The governor said the emerging economies are suffering from loss of export markets and withdrawal of foreign direct investment as capital is retained and repatriated. "The slowdown and reversal could be long, and would slow or even reverse the movement out of poverty, and limit the middle class expansion we were seeing," he added.

He reiterated that Pakistan has been less affected by the current global crisis as the country's banks are well capitalized and their assets and liabilities are squarely domestically based. He said that compared with other Asian economies, which heavily rely on exports to developed world, Pakistan is less affected because of its limited exports and low exposure in the international financial markets.

"With inflation coming under control, and with a huge domestic market, we could very usefully produce more for domestic economy, and take the opportunity to develop domestic commerce and domestic brands," he suggested.

SBP Governor said that the current financial crisis has overwhelmed the whole global story since the early 1980's wherein deregulation, liberalization, privatization resulted in financial globalization which was achieved not only by growth but also through cost effective, innovative and efficient supply chains.

He advocated economic managers should devise strategies to retain the positive effects of globalization that transformed the world and to ensure a balance in the economic management to allay the fears of emerging markets that current global crisis may result in state control of capital, trade protectionism, and restrictions on immigration.

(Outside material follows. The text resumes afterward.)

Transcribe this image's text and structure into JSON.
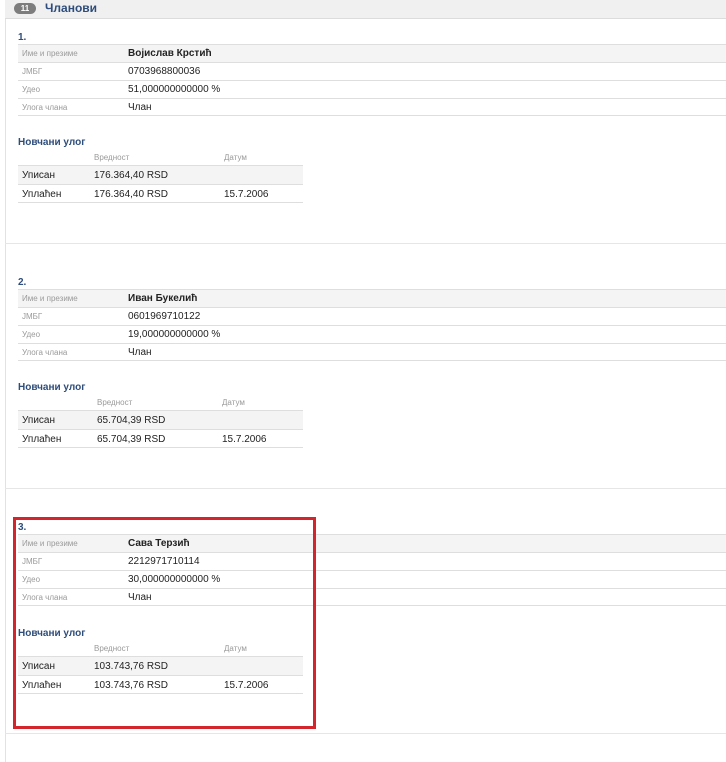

The globalization has achieved a cut in global production costs as manufacturing shifted to cheaper overseas bases, prominently China and also other Asian countries. This kept costs down, dampened inflationary pressures for the U.S. consumer, and the fact that the Balance of Payments surpluses generated by exports to be reinvested in the U.S. kept the dollar strong, and supplied liquidity that kept interest rates low.

He said the U.S. financial sector debt grew from 22% in 1997 to 117% in 2008 and to 230% in the U.K., while U.S. household sector debt grew from 66% of GDP in 1981 to 100% in 2008. The U.S. in the 2000s was absorbing 70% of the world's savings.

"In the U.S. they had over borrowed consumers, financial institutions and the Government, while private markets are largely to blame, excess leverage was significantly made possible by the U.S. Fed keeping interest rates low, and ignoring consequent real asset inflation," he said and added, anyhow, the bubble got burst and the consequences are before us.

"So they have now, according to the IMF, about $4 trillion of debt to be written off banks balance sheets. Vast amounts of money are going in to salvage banks, and interest rates are the lowest in history, but the consumer is building up his balance sheet, and banks are not lending," he said.

The monetary policy in the developed world will not work under these conditions, and the whole weight lies on fiscal policy. Fiscal policy is exclusively directed by the Government and the cost of bailouts is likely to mean higher taxes now and in the future. "Without heavy Government intervention now, everywhere in the major economies the economy and the markets cannot revive," he added.


The total liquid foreign reserves held by the country stood at $ 11,107.6 million on 9th May, 2009. The break-up of the foreign reserves position is as under: -

i) Foreign reserves held by the State Bank of Pakistan: $ 7,755.3 million.
ii) Net foreign reserves held by banks (other than SBP): $ 3,352.3 million
iii) Total liquid foreign reserves: $ 11,107.6 million